Well, we've finished Bld Titus Brandsma's book on Carmelite mysticism. Beginning tomorrow at 14.00, I'll be sharing The Popes and Democracy, by Yves Dupont. Mr Dupont was a Traditional Catholic and a prolific author, writing several books on private revelations regarding the Last Days and the Great Monarch.
Here is some introductory material on the book we'll be sharing:[The original pamphlet containing this work has pictures of several Popes on its cover. The following text is also included in the pamphlet, giving a brief history of each featured Pope. - Editor.]
ABOUT THE POPES ON THE FRONT COVER
PIUS VI (1775-1799)
He reaped the bitter fruits of the policy of appeasement of his predecessor, Clement XIV. He was forcibly removed from his Palace by the French troops which had invaded the Vatican; his pontifical ring was stripped from his finger and, at the age of 82, he was dragged to France where he died a prisoner in humiliating circumstances.
PIUS VII (1800-1823)
General Bonaparte had, by then, become Napoleon I. Pius VII fared hardly better than his predecessor. Faced with extravagant demands, he courageously replied that "No Emperor had any rights on Rome". Napoleon attacked the pontifical States. French troops were advancing when he excommunicated the Emperor. He was made a prisoner, spent 3 years of his captivity in Italy, and the last 2 in France.
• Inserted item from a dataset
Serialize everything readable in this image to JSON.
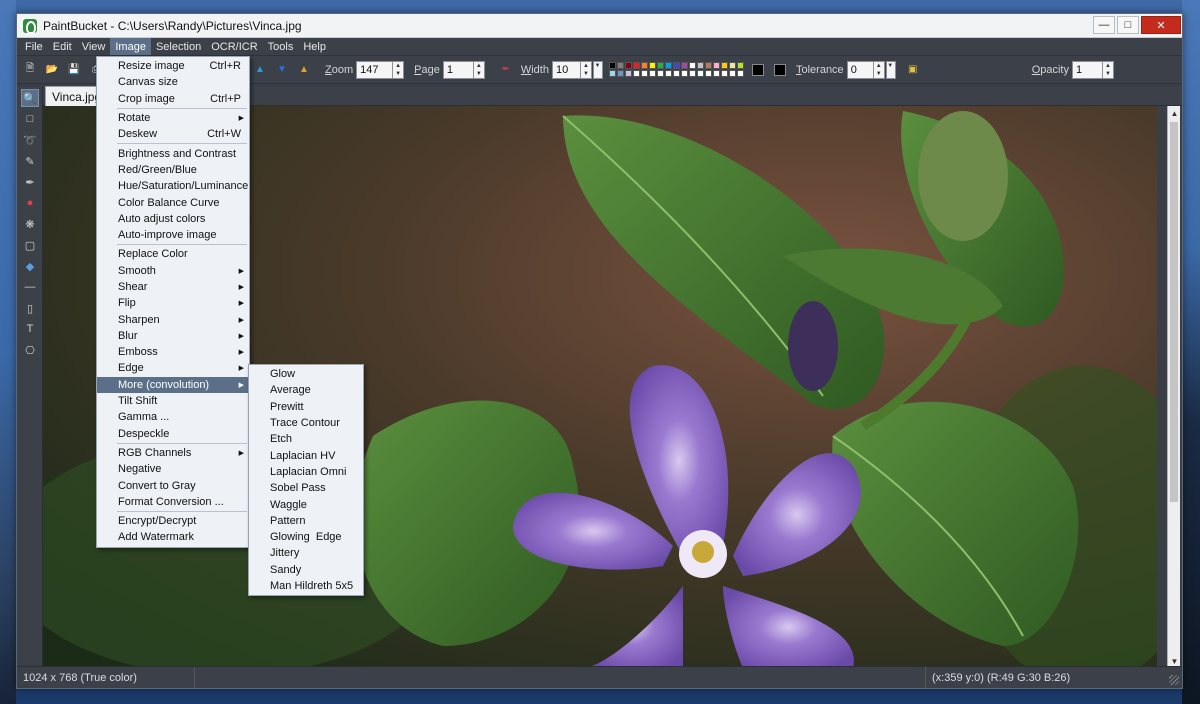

But he returned to Rome after the fall of Napoleon, and died 8 years later, in 1823, at the age of 81.
GREGORY XVI (1831-1846)
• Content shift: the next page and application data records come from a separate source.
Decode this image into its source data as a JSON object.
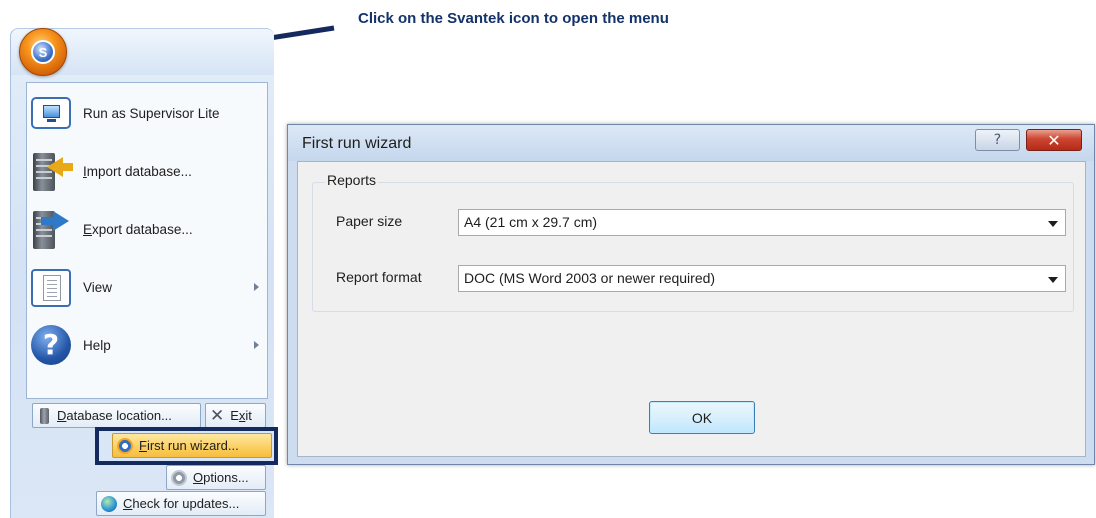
{
  "annotation": {
    "callout_text": "Click on the Svantek icon to open the menu"
  },
  "app_menu": {
    "svantek_button_glyph": "S",
    "items": [
      {
        "label": "Run as Supervisor Lite",
        "icon": "monitor-icon",
        "has_submenu": false
      },
      {
        "label": "Import database...",
        "icon": "server-import-icon",
        "has_submenu": false,
        "access_key": "I",
        "rest": "mport database..."
      },
      {
        "label": "Export database...",
        "icon": "server-export-icon",
        "has_submenu": false,
        "access_key": "E",
        "rest": "xport database..."
      },
      {
        "label": "View",
        "icon": "document-view-icon",
        "has_submenu": true
      },
      {
        "label": "Help",
        "icon": "help-icon",
        "has_submenu": true
      }
    ],
    "buttons": {
      "database_location": {
        "access_key": "D",
        "rest": "atabase location...",
        "icon": "database-icon"
      },
      "exit": {
        "pre": "E",
        "access_key": "x",
        "rest": "it",
        "icon": "close-icon"
      },
      "first_run_wizard": {
        "access_key": "F",
        "rest": "irst run wizard...",
        "icon": "gear-icon",
        "highlighted": true
      },
      "options": {
        "access_key": "O",
        "rest": "ptions...",
        "icon": "gear-icon"
      },
      "check_for_updates": {
        "access_key": "C",
        "rest": "heck for updates...",
        "icon": "globe-search-icon"
      }
    }
  },
  "dialog": {
    "title": "First run wizard",
    "help_glyph": "?",
    "close_glyph": "✕",
    "group_label": "Reports",
    "paper_size": {
      "label": "Paper size",
      "value": "A4 (21 cm x 29.7 cm)"
    },
    "report_format": {
      "label": "Report format",
      "value": "DOC (MS Word 2003 or newer required)"
    },
    "ok_label": "OK"
  },
  "colors": {
    "callout_text": "#13336a",
    "callout_arrow": "#14295e",
    "highlight_border": "#14295e",
    "close_button": "#cc4530",
    "svantek_orange": "#f7951d"
  }
}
Revolution broke out as he took his throne; but Gregory was no dilly-dallier; aware that the Italian revolutionaries enjoyed the backing of their French colleagues, he accepted the help of Austrian troops. The Holy See was safe. He was a foe of Liberalism and Democracy, a firm believer in the alliance of the throne and altar. He fought Liberalism all his life with the utmost vigor, and opposed all innovations.
PIUS IX (1846-1878)
Hailed as a Liberal Pope by revolutionaries of all shades, Pius IX lived through the Revolution of 1849, but suddenly and completely, he renounced his former policies of appeasement. His famous "Syllabus of Errors" condemned the very errors he had once encouraged. Further, he defined the dogmas of the Immaculate Conception and Papal Infallibility to the rage of Free-Thinkers and Liberal Catholics alike.
LEO XIII (1878-1903)
He upheld the teachings of his predecessors in no uncertain terms; was the author of momentous Encyclicals on political government, social questions, and he condemned the nascent "Christian Democracy" as utterly opposed to Catholic Truth.
ST. PIUS X (1903-1914)
Under his pontificate Masonic and Liberal ideas had already seriously penetrated Catholic thinking: he condemned the errors of the Modernists and Sillonists, clashed with the Masonic French Government on a number of vital issues, and upheld the Monarchical-Hierarchical concept of Government.
PIUS XI (1922-1939)
His reign was comparatively calm on the morrow of the First World War, but he fought the rising influence of Socialism and Communism and re-asserted the basic principles of political government taught by the Church.
PIUS XII (1939-1958)
He, also, fought Communism with the utmost vigor and condemned Totalitarianism in all its forms. At the close of World War II, his Allocution on Democracy was an indirect warning against Western Errors. On the philosophical and doctrinal fronts, he condemned the errors of Teilhardism and Progressivism which were to overcome the Church shortly after his death.
"The absolute ruler may be a Nero, but he is sometimes a Titus, or a Marcus Aurelius; the people is often Nero, and never Marcus Aurelius." (Rivarol)
"Monarchy is by its nature dissociated from party rule; Democracy is by nature party rule... "Even a monarch of mediocre talents and natural gifts has the advantage of having received an education for his profession; a democratic leader, in most cases, is nothing but a dilettante... "As long as monarchy was a living force, wars were of a relative and restricted nature. No monarch was thoroughly dispossessed and the price to be paid for military defeat was merely a city, a county, a province. There was no such thing as 'unconditional surrender'. Conscription was an invention of the French Revolution and so were wars on a nation-wide basis... "A monarch and, even more so, a dynasty, can plan policies on a grand scale - for the remote as well as for the immediate future. There can be relatively more mutual confidence in a monarchical world, because the changes in political direction are fewer. Today all of Europe nervously watches every American national election... Burckhardt wrote: 'Since politics has been based on people's inner fermentations, all certainty is at an end...'" (Erik von Kuehnelt-Leddihn, Liberty or Equality)